Do we really love chocolate or is something else going on?

We often use the consumption of food to not feel or look at how we really are.

Food can be a distraction for us, we can use it to feel better about a bad situation or to feel more comfortable within one, e.g. a nice dinner out at a restaurant can be a welcome distraction from ongoing issues at home; a piece of chocolate when we have had a fight with a partner or friend can soothe us and I have observed that we can also deprive ourselves of food as a way to get back at an ex, at life, or to feel better about our image. We are comfortable with using food as a way to avoid, numb, distract, dull or excuse ourselves from truly feeling what's going on.

Have you considered that it’s okay to feel all of it, such as tired, insecure, doubtful, stressed, frustrated, sad, even rejected etc., but that we can bring greater understanding to these feelings? We can also, with support and the correct tools, learn how to be better able to deal with the situations that trigger them, and heal from them.

Here are a few examples:

  • Talking – sharing your feelings and what you are learning about yourself with friends and partners
  • Writing – in a diary, or to a friend, what you are feeling
  • Exercising gently in a way to feel your body more deeply – such as walking or stretching, instead of reaching for food to comfort
  • Quiet time – allowing the space to just be
  • Nurturing yourself – do something that feels supportive for you
  • Seeking professional support from allied health professionals, such as psychologists or nutritionists, or the support of a complementary health practitioner

In this way, we make space to let our body and inner self heal, instead of reaching for the first food that comes to mind to avoid feeling what is truly going on. By giving ourselves the space we can always let go of what has affected us and we can naturally move on.

When we start to care for ourselves and take a look at what is really going on, we may begin to understand why and how we may use food as a crutch.
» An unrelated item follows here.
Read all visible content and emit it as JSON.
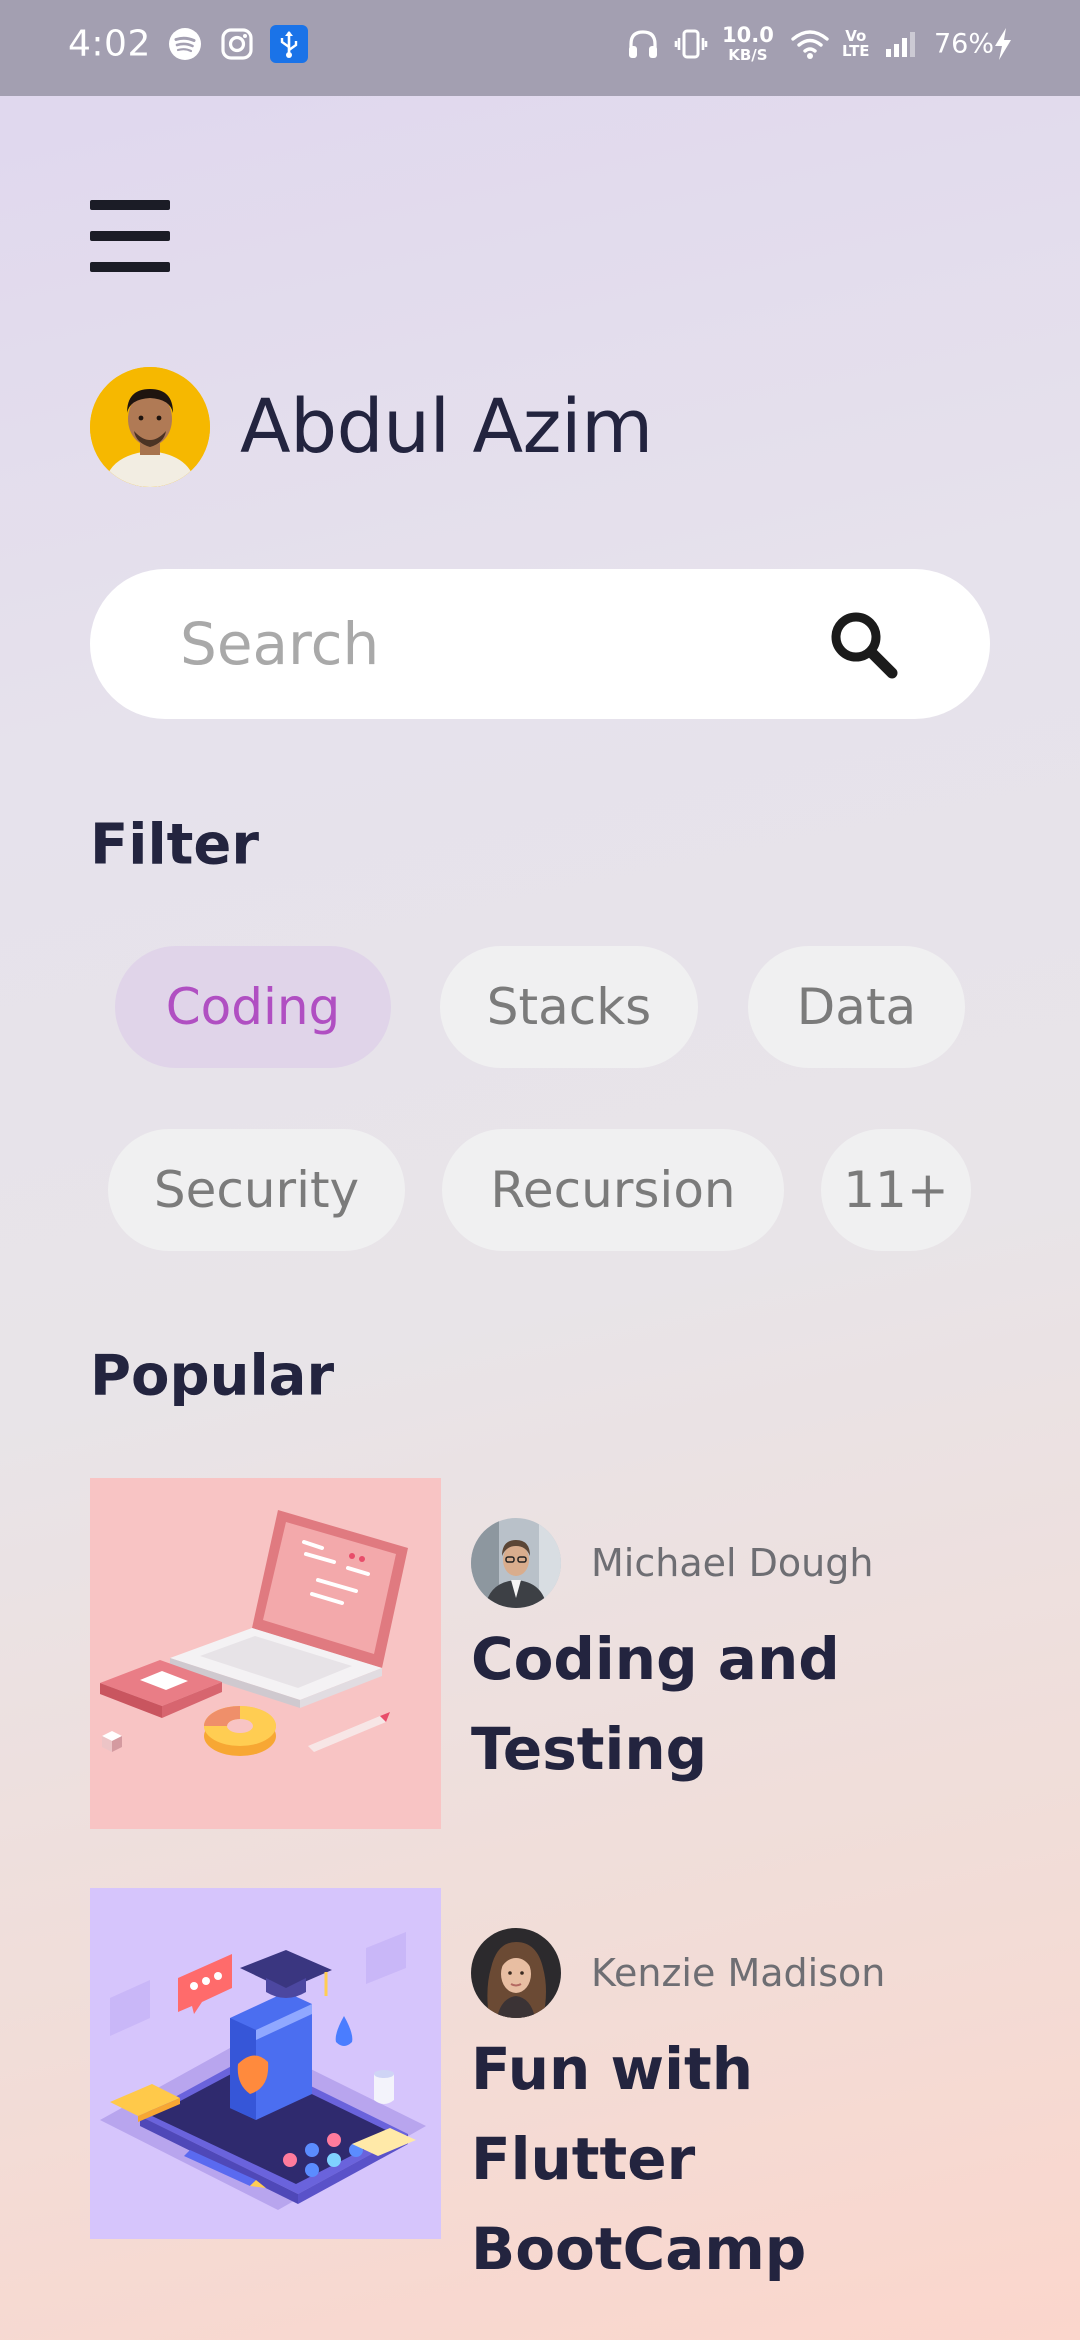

We can take steps to listen to our bodies and the messages they are giving us, instead of reaching for that next piece of distraction or comfort.

Breaking up with food is an opportunity to deepen our most important relationship, our relationship with our self. This is where our self-esteem starts to grow, and you can't find that by looking outside anywhere ... that's got to beat a tub of ice-cream any day!

Filed under

Weight-lossChocolateEmotionsSelf-esteemEating disorder

  • By Aphra Hill

  • Photography: Dean Whitling, Brisbane based photographer and film maker of 13 years.

    Dean shoots photos and videos for corporate portraits, architecture, products, events, marketing material, advertising & website content. Dean's philosophy - create photos and videos that have magic about them.